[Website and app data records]
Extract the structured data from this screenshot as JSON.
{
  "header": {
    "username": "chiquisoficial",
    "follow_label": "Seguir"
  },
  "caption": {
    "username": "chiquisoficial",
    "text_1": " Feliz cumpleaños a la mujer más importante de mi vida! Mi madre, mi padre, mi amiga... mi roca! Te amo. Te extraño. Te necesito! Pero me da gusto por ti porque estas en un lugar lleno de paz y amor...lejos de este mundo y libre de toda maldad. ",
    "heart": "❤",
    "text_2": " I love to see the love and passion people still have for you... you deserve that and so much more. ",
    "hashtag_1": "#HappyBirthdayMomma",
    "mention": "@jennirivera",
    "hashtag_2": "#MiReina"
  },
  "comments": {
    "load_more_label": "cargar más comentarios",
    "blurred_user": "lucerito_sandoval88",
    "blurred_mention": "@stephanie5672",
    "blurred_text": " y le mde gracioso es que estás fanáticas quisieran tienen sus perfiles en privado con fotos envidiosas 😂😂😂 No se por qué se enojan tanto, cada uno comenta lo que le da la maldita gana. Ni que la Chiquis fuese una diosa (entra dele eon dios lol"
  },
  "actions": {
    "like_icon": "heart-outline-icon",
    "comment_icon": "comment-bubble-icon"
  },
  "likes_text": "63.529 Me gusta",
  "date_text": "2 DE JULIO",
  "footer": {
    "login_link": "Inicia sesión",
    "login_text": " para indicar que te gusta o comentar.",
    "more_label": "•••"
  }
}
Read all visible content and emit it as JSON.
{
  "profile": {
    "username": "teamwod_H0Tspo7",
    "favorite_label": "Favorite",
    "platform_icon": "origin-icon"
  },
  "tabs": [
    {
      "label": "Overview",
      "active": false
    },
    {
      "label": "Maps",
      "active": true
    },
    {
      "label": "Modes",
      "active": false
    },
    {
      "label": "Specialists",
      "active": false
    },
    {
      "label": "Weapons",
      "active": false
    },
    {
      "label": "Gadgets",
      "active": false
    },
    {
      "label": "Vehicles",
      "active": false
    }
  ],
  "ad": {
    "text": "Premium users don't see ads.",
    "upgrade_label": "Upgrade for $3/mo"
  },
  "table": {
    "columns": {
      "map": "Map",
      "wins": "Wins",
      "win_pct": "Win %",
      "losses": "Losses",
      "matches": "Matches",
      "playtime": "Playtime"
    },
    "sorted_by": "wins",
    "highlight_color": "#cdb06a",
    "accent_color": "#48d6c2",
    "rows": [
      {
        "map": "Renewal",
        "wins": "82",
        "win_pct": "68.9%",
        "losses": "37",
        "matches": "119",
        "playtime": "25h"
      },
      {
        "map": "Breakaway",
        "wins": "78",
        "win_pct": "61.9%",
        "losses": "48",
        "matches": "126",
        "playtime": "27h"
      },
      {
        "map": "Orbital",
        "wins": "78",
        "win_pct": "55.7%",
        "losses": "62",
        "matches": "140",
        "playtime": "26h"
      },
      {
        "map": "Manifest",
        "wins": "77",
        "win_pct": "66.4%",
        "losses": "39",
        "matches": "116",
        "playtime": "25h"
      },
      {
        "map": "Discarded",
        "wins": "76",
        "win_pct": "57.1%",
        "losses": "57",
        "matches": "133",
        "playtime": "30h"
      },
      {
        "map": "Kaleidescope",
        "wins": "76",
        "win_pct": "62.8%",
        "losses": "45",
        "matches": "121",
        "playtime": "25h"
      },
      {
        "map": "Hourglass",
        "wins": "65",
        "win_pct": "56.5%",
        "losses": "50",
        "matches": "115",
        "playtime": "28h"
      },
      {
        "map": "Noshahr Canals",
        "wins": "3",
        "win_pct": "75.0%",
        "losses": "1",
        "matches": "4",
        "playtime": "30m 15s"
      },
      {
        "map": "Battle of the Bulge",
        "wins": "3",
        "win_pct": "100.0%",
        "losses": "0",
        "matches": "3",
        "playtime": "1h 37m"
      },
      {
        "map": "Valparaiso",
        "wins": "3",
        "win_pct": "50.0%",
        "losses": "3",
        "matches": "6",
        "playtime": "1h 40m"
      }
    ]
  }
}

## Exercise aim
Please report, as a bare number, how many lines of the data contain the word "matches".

## Answer to this task
11